(Supplied information):
▬▬▬▬▬▬▬▬▬▬
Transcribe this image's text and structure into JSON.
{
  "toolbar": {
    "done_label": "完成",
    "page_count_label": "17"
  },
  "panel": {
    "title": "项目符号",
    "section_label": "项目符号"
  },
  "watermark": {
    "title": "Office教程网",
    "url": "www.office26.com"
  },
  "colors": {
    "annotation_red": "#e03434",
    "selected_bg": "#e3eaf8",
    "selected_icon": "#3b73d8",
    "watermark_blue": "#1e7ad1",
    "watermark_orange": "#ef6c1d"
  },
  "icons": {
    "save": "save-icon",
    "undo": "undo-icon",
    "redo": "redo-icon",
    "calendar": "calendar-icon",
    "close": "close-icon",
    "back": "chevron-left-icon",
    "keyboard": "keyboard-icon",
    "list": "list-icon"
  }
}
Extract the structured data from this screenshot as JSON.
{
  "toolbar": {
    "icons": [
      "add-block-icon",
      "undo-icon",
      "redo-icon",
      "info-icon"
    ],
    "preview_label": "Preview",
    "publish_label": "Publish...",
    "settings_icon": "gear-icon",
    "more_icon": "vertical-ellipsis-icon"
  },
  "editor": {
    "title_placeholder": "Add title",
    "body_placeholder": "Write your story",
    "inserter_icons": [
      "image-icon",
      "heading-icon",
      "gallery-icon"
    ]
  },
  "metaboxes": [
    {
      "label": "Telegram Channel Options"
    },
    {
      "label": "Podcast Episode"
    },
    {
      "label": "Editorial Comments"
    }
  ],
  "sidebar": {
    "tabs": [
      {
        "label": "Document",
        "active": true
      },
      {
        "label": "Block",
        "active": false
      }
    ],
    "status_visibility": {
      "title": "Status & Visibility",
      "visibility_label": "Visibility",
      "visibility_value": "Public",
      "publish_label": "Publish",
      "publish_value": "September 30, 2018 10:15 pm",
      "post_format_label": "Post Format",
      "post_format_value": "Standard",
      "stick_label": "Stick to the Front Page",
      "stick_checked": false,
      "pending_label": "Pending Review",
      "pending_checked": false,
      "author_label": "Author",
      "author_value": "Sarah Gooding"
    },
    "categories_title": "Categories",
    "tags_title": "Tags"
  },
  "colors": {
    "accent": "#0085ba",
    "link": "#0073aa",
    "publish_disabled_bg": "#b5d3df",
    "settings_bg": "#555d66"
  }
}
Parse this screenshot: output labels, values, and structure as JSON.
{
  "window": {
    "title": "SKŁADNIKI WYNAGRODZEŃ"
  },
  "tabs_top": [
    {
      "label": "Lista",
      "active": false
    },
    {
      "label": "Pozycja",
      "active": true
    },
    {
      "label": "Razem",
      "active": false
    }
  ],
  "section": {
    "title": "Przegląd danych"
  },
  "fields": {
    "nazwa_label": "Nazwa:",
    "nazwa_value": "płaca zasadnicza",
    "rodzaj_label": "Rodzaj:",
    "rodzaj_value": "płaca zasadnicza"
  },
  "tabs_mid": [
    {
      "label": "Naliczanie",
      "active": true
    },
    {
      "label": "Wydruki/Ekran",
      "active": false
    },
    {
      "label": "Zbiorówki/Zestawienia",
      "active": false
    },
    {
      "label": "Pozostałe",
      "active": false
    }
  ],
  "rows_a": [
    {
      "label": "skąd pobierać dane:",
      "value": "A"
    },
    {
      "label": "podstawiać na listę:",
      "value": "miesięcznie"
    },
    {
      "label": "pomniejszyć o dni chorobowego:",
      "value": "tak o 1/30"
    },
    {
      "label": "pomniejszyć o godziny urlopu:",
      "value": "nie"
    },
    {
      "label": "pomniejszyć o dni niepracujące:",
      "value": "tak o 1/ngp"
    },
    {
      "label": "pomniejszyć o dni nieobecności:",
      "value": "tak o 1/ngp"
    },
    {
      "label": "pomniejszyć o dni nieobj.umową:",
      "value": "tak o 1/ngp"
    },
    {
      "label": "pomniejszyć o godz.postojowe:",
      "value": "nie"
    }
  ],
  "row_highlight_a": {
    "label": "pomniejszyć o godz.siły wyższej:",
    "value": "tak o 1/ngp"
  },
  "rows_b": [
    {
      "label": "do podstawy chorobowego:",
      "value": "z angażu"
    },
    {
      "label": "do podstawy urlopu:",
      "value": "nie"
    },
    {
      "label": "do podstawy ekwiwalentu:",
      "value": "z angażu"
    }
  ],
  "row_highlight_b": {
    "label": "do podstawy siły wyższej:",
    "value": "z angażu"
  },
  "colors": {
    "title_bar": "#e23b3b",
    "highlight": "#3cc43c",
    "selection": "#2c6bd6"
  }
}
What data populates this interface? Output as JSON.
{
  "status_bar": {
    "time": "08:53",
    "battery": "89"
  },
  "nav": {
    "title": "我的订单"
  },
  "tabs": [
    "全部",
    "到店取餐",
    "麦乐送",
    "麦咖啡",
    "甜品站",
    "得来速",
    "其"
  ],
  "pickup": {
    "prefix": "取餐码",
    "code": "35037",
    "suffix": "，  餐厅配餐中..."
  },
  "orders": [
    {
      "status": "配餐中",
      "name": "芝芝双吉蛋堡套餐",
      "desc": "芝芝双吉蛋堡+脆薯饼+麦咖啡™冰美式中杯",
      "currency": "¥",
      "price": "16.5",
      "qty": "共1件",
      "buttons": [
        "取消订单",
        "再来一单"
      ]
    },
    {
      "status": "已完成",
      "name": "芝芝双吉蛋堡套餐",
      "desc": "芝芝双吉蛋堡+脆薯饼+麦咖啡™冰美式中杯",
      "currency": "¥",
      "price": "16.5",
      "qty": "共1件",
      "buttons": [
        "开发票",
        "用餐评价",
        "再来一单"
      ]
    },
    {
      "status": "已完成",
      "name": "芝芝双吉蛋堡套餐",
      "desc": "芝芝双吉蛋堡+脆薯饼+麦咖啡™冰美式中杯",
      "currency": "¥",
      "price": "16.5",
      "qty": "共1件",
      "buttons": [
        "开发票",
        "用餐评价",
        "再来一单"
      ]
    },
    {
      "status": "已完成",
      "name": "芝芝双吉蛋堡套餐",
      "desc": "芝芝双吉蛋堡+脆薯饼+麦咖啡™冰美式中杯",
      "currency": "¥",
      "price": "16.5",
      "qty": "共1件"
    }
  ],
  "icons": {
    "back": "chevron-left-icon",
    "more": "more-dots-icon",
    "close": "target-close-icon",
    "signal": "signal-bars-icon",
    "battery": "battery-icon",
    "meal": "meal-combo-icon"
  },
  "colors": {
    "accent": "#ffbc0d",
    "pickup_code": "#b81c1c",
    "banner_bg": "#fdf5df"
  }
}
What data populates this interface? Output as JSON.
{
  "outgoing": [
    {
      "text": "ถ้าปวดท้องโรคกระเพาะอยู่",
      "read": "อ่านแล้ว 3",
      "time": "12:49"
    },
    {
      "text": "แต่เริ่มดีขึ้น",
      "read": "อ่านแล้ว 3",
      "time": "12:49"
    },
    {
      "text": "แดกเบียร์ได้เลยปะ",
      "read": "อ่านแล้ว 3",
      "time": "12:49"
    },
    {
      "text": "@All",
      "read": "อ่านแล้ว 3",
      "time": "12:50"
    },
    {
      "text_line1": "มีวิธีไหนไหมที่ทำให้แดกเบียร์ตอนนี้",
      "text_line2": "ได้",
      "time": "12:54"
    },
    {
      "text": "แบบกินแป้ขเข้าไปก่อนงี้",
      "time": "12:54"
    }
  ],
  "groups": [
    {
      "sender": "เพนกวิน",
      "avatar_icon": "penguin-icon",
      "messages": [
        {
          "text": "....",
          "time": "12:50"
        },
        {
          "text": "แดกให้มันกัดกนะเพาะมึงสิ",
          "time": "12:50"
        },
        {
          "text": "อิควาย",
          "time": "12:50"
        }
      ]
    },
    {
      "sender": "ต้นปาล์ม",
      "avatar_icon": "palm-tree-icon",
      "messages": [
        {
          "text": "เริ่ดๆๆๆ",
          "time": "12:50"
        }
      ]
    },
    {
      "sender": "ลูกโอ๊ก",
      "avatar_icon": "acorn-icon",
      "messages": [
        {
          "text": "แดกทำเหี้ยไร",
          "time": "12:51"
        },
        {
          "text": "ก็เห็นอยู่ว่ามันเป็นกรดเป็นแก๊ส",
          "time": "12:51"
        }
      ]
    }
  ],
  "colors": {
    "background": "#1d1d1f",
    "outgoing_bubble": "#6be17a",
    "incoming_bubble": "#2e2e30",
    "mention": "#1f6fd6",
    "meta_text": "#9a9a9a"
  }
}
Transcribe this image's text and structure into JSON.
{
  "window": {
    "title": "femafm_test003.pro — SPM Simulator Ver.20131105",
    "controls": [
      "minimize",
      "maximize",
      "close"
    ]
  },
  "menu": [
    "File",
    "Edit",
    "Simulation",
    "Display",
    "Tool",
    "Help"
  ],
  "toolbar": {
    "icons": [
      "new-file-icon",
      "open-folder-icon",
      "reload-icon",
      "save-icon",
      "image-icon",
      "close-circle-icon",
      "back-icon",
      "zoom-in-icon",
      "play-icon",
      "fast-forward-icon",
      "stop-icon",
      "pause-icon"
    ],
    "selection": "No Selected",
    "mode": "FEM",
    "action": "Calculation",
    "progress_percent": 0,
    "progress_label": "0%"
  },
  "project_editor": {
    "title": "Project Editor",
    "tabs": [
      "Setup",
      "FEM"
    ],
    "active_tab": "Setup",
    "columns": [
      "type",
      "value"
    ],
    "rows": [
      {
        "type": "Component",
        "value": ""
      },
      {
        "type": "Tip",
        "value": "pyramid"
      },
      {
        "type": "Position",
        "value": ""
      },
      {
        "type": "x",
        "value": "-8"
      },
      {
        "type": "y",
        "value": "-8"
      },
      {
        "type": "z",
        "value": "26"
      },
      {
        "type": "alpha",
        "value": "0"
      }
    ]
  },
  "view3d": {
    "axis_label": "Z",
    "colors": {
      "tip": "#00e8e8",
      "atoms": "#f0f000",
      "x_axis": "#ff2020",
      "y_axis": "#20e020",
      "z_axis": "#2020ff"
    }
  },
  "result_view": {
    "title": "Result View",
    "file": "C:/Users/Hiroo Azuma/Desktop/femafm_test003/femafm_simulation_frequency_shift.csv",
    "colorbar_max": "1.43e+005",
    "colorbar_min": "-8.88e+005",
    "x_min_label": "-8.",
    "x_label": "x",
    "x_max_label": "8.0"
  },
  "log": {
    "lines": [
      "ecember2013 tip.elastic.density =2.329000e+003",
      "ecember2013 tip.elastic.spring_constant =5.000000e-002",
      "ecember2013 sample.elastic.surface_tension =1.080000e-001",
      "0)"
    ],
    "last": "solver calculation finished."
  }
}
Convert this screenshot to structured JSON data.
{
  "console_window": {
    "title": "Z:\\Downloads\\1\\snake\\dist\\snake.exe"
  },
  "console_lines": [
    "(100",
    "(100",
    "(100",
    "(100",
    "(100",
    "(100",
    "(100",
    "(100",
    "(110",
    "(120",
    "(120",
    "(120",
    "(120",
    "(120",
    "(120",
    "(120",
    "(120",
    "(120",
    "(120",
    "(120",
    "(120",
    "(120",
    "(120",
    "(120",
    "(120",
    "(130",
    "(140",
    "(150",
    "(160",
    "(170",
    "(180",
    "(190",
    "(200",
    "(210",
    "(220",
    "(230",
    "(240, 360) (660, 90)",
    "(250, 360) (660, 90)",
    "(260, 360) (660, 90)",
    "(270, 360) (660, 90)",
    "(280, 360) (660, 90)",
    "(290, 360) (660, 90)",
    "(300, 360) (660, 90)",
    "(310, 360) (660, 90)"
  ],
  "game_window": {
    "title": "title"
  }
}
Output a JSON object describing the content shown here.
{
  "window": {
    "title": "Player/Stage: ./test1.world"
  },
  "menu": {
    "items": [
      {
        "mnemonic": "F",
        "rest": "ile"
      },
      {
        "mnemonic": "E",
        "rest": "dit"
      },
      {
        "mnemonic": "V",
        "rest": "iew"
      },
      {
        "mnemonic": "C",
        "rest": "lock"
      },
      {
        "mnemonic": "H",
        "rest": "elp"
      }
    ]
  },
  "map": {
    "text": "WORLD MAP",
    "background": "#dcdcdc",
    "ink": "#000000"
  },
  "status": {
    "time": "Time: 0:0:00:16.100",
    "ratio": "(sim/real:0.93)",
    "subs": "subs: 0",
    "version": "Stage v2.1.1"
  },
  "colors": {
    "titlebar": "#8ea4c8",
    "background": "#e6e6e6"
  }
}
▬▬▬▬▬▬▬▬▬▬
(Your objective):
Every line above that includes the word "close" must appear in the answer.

(Answer to this task):
    "close": "close-icon",
    "close": "target-close-icon",
      "close"
      "close-circle-icon",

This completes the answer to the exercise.